The Firefighter Pole
The firefighter pole, also known as a fireman’s pole, is a staple of fire stations around the world. The pole is used as a quick and efficient way for firefighters to descend from the upper floors of the fire station to the ground level, allowing them to respond to emergencies faster. In this article, we will discuss the history of the firefighter pole, how it works, and its impact on firefighting.
The origins of the firefighter pole can be traced back to the late 19th century when fire stations began to be constructed with multiple floors. Firefighters needed a way to quickly and efficiently descend from the upper floors to the ground level to respond to emergencies. The first firefighter poles were made of wood, and firefighters would slide down the pole using their hands and feet to control their descent.
Over time, the design of the firefighter pole evolved, and metal poles became the norm. These poles were more durable than their wooden counterparts and allowed firefighters to slide down the pole faster and with greater control. Modern firefighter poles are typically made of stainless steel and are between 10 and 20 feet tall, depending on the height of the fire station.
The operation of the firefighter pole is relatively simple. Firefighters begin by standing on a platform or landing at the top of the pole. They then grab onto the pole with both hands and slide down the pole, using their legs and feet to control their speed and direction. When they reach the bottom of the pole, firefighters release their grip and step off the platform onto the ground.
The firefighter pole has had a significant impact on firefighting. By providing a quick and efficient way for firefighters to descend from the upper floors of the fire station, the pole has helped firefighters respond to emergencies faster and more effectively. This can be especially critical in situations where every second counts, such as when responding to a structure fire.
However, the firefighter pole is not without its risks. Firefighters can experience injuries from falling or sliding down the pole too quickly, and some firefighters have reported developing back problems from years of using the pole. Additionally, there have been instances of firefighters getting their clothing or equipment caught on the pole during a slide, causing them to become stuck and potentially injured.
To address these risks, fire departments have implemented safety measures to ensure that the firefighter pole is used safely and effectively. For example, some fire stations have installed padding around the base of the pole to cushion falls, while others require firefighters to wear special gloves or use a braking system to control their speed during the descent.

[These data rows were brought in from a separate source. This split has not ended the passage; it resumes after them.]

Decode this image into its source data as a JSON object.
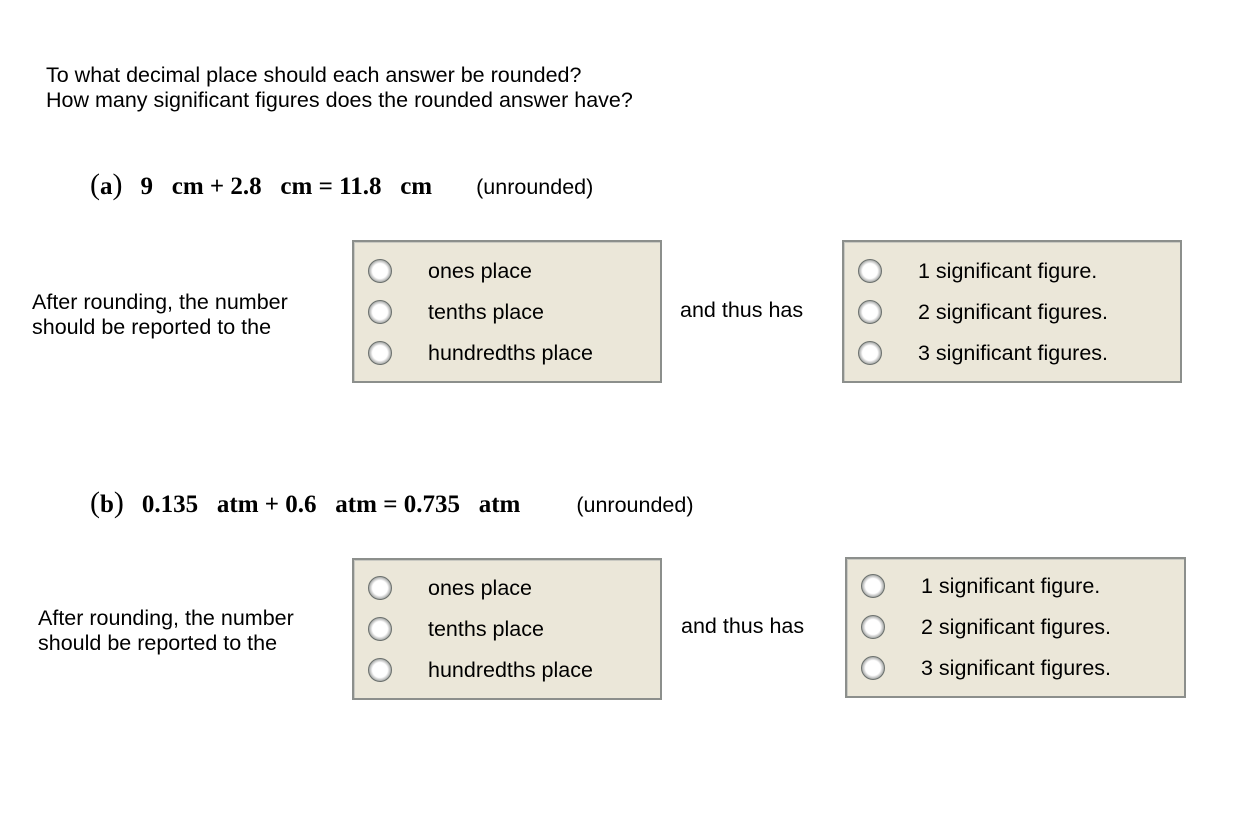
{
  "instructions": {
    "line1": "To what decimal place should each answer be rounded?",
    "line2": "How many significant figures does the rounded answer have?"
  },
  "questions": [
    {
      "label": "a",
      "equation": "9   cm + 2.8   cm = 11.8   cm",
      "status": "(unrounded)",
      "lead_line1": "After rounding, the number",
      "lead_line2": "should be reported to the",
      "place_options": [
        "ones place",
        "tenths place",
        "hundredths place"
      ],
      "connector": "and thus has",
      "sigfig_options": [
        "1 significant figure.",
        "2 significant figures.",
        "3 significant figures."
      ]
    },
    {
      "label": "b",
      "equation": "0.135   atm + 0.6   atm = 0.735   atm",
      "status": "(unrounded)",
      "lead_line1": "After rounding, the number",
      "lead_line2": "should be reported to the",
      "place_options": [
        "ones place",
        "tenths place",
        "hundredths place"
      ],
      "connector": "and thus has",
      "sigfig_options": [
        "1 significant figure.",
        "2 significant figures.",
        "3 significant figures."
      ]
    }
  ],
  "colors": {
    "box_background": "#ebe7d9",
    "box_border": "#8c8f8c"
  }
}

In conclusion, the firefighter pole is a unique and essential feature of fire stations around the world. It provides a quick and efficient way for firefighters to descend from the upper floors of the fire station and respond to emergencies faster. While the firefighter pole is not without its risks, fire departments have taken steps to ensure that it is used safely and effectively, helping to keep firefighters safe while they protect our communities.